Amazingly, the NHT still manages to sound good.

I think the take-home message here is that in general, great speakers tend to sound good in most rooms. They sound best in the better rooms, but they still sound pretty good in lesser rooms. These NHT speakers are just one such example.
zieglj01 posts on August 13, 2014 11:36
konajoe, post: 1045846
But, in this particular case, the author went out of his way to report that this speaker was different in this respect. He doesn't say “unforgiving in reflective rooms” about all speakers. He goes out of his way to explain, in depth, why this would be so. I'm not sure he would go out of his way to note this as a ‘con’ if it were true for all speakers.

As a total newb, I hate to appear that I am disagreeing with knowledgeable folks who have been very helpful.

NHT does not make sharp/edgy and aggressive speakers - their speakers do measure nice.

I have owned about 85 sets of speakers, including some NHT ones - and the room/rooms, are important.
None of these speakers would sound good with hard and reflective surfaces all around. Now it is really cool,
what reducing reflections can do - with something like carpet/rugs, curtains, some soft furniture - and with
some pictures and/or other type things on walls that do help. Do not need to get real fancy - however, it is
cool and nice, to even tame the first reflections.

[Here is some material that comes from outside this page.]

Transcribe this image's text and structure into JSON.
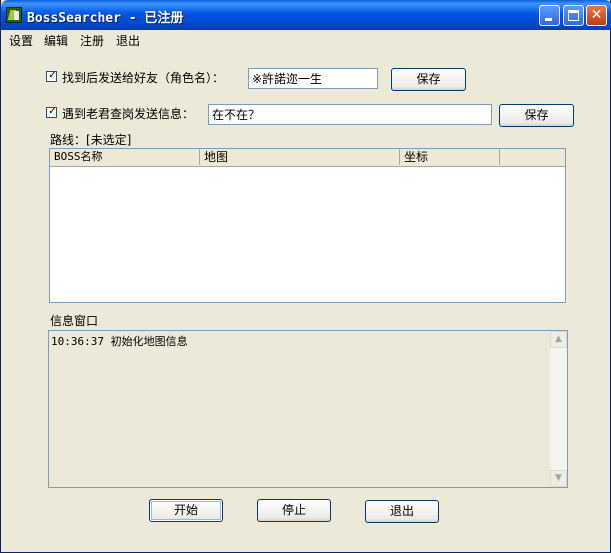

Your option choice and call - do what you wish - may (hope) you enjoy the adventure.
konajoe posts on August 13, 2014 06:34
But, in this particular case, the author went out of his way to report that this speaker was different in this respect. He doesn't say “unforgiving in reflective rooms” about all speakers. He goes out of his way to explain, in depth, why this would be so. I'm not sure he would go out of his way to note this as a ‘con’ if it were true for all speakers.

As a total newb, I hate to appear that I am disagreeing with knowledgeable folks who have been very helpful.
Post Reply